What to do: Which of the lines below hold the word "directory"? Pull each of them out.

Provided entries:
- Opening Delimiter -

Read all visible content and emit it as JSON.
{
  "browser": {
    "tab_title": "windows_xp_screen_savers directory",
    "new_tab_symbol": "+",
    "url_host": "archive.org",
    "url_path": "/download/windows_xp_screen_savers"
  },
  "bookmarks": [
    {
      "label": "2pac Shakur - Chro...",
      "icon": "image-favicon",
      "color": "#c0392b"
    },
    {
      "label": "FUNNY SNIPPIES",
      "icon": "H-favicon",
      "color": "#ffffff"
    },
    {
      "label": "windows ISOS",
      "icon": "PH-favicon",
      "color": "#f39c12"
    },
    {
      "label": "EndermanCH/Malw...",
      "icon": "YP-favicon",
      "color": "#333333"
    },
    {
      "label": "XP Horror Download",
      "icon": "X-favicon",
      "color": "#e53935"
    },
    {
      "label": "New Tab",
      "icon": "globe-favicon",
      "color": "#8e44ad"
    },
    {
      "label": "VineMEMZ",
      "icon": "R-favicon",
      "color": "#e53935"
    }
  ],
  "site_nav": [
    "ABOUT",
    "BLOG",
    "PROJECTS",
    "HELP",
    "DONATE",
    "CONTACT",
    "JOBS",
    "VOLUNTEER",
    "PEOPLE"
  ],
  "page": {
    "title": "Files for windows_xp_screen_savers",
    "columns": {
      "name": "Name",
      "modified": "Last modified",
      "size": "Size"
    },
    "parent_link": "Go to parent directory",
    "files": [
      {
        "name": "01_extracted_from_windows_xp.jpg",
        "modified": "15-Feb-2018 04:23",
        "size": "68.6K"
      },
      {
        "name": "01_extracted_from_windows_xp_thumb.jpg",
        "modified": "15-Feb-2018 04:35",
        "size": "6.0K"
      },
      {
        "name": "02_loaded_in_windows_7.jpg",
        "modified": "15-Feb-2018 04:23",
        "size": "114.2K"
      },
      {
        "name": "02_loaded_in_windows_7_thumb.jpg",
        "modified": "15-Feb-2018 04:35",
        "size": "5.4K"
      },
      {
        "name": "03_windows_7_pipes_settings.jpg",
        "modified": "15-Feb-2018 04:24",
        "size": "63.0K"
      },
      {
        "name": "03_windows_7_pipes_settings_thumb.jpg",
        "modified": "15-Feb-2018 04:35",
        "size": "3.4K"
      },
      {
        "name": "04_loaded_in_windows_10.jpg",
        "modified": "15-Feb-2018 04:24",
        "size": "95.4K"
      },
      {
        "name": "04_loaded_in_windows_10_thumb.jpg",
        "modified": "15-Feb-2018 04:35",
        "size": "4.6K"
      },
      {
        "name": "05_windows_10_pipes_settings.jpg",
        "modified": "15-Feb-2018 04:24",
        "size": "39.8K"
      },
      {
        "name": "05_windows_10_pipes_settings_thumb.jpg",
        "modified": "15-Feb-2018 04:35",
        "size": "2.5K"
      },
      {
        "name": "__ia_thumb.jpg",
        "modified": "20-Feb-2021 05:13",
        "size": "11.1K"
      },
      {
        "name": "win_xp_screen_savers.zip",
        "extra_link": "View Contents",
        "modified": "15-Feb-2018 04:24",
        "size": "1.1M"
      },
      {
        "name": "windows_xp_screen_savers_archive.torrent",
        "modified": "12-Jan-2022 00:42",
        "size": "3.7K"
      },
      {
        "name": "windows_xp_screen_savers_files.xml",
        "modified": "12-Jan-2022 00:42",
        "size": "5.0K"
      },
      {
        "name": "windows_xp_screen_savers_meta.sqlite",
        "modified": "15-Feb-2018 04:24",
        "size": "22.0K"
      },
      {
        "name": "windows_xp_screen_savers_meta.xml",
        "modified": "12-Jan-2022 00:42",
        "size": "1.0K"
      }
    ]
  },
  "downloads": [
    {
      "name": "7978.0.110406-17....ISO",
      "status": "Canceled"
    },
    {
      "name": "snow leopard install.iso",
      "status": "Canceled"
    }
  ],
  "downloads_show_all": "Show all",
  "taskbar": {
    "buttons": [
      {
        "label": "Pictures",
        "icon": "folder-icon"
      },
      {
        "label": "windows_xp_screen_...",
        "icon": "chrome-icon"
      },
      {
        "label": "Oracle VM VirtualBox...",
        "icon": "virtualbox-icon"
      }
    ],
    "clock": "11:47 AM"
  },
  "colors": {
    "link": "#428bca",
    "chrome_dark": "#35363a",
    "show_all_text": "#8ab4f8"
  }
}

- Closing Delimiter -

Written solution:
    "tab_title": "windows_xp_screen_savers directory",
    "parent_link": "Go to parent directory",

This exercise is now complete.